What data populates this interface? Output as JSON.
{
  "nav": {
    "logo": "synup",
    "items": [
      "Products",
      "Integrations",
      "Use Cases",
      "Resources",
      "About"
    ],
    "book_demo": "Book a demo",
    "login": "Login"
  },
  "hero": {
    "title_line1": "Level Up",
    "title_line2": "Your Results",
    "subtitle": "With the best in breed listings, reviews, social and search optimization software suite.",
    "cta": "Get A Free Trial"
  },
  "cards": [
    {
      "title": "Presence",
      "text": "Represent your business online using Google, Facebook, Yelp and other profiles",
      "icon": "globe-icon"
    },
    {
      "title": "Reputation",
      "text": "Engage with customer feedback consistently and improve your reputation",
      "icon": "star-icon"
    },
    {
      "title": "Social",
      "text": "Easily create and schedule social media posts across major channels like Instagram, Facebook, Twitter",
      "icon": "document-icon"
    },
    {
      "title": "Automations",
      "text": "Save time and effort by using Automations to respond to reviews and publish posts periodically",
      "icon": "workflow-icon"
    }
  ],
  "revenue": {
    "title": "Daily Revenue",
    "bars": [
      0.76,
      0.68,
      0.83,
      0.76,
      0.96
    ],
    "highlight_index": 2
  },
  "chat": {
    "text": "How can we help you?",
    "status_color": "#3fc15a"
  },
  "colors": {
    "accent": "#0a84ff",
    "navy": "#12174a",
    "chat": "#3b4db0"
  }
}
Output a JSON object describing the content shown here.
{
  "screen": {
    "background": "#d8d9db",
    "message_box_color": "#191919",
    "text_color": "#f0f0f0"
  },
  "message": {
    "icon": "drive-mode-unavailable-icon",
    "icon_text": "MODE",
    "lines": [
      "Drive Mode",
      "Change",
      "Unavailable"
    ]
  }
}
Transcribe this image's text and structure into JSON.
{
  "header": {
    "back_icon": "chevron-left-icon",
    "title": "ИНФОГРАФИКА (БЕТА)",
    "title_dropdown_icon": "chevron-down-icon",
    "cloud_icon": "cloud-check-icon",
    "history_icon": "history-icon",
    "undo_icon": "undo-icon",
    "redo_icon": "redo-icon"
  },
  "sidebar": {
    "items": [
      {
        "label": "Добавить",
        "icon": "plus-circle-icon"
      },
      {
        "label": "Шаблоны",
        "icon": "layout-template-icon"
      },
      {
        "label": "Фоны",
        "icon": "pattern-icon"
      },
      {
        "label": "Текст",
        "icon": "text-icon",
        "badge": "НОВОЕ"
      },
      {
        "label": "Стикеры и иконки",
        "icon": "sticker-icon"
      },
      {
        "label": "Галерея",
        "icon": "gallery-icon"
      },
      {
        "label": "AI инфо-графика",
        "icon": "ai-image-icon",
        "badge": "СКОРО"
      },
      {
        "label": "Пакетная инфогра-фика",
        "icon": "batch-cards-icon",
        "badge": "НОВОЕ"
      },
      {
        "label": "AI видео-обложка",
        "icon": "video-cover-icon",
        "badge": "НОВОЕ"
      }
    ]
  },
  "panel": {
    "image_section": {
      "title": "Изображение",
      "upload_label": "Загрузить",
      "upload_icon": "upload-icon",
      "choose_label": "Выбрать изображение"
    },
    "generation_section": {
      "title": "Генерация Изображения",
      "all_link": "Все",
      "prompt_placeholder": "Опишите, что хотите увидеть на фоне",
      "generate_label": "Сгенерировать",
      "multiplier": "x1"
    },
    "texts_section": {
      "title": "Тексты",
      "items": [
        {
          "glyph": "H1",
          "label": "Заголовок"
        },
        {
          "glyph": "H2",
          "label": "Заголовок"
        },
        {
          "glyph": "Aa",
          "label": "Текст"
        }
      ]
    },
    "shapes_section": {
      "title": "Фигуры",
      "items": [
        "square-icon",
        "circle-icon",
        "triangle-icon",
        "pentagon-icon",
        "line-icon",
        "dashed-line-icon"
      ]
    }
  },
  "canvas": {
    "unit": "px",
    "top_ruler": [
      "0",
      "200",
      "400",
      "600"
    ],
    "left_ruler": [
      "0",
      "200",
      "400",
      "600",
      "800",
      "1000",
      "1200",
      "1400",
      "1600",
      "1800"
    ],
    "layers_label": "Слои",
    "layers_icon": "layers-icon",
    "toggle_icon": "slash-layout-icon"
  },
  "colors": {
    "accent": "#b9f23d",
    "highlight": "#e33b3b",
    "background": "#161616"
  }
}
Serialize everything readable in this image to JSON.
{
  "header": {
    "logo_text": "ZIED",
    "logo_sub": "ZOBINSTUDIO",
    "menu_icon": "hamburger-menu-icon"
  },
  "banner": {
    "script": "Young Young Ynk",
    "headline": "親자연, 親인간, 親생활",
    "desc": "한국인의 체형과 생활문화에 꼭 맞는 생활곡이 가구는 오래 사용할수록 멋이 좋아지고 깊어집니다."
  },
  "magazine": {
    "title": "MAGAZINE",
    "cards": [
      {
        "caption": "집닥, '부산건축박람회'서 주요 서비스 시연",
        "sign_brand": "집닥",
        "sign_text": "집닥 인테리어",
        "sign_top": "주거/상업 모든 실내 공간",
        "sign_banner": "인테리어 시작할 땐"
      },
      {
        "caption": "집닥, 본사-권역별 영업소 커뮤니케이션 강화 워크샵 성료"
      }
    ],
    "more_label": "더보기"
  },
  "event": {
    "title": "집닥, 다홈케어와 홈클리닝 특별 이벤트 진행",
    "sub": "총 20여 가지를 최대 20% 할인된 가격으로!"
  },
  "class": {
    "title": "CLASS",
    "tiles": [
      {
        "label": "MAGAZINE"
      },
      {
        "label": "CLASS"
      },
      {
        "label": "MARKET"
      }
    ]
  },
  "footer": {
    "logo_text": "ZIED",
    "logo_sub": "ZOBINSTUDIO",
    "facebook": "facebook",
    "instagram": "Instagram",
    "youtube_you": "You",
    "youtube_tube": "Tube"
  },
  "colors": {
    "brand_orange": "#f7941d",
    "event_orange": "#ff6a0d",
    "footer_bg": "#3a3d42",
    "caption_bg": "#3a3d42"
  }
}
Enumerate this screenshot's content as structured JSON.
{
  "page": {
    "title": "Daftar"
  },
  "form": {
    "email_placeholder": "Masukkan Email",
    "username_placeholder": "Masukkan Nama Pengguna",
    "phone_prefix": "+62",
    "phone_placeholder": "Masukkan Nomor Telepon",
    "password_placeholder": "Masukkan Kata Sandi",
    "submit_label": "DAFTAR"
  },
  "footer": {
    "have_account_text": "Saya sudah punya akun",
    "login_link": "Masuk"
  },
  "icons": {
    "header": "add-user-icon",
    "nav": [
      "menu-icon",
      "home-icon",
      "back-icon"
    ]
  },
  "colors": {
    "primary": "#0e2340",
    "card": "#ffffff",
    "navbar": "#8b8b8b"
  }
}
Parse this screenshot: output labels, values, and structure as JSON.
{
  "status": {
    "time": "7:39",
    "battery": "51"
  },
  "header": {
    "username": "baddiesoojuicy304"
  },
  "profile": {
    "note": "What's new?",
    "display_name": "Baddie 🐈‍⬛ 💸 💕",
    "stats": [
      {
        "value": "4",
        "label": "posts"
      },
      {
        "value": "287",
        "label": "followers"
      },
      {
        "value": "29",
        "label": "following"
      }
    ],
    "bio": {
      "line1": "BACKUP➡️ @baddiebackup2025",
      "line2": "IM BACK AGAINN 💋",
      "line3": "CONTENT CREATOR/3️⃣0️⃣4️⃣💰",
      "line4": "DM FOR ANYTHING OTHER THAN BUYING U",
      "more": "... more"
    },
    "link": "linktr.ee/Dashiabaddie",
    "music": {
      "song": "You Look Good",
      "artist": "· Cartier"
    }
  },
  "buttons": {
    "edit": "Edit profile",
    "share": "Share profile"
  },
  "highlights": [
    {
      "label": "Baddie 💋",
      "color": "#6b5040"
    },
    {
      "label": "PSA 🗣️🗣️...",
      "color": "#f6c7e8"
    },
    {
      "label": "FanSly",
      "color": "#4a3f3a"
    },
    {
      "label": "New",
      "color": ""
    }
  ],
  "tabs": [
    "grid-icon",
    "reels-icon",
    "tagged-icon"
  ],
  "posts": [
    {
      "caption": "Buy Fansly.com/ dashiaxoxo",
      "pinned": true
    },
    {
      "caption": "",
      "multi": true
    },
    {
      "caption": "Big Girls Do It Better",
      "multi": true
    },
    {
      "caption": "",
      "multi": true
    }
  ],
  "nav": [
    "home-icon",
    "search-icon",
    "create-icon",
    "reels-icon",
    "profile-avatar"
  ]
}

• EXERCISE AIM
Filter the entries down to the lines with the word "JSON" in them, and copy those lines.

• ANSWER
What data populates this interface? Output as JSON.
Output a JSON object describing the content shown here.
Transcribe this image's text and structure into JSON.
Serialize everything readable in this image to JSON.
Enumerate this screenshot's content as structured JSON.
Parse this screenshot: output labels, values, and structure as JSON.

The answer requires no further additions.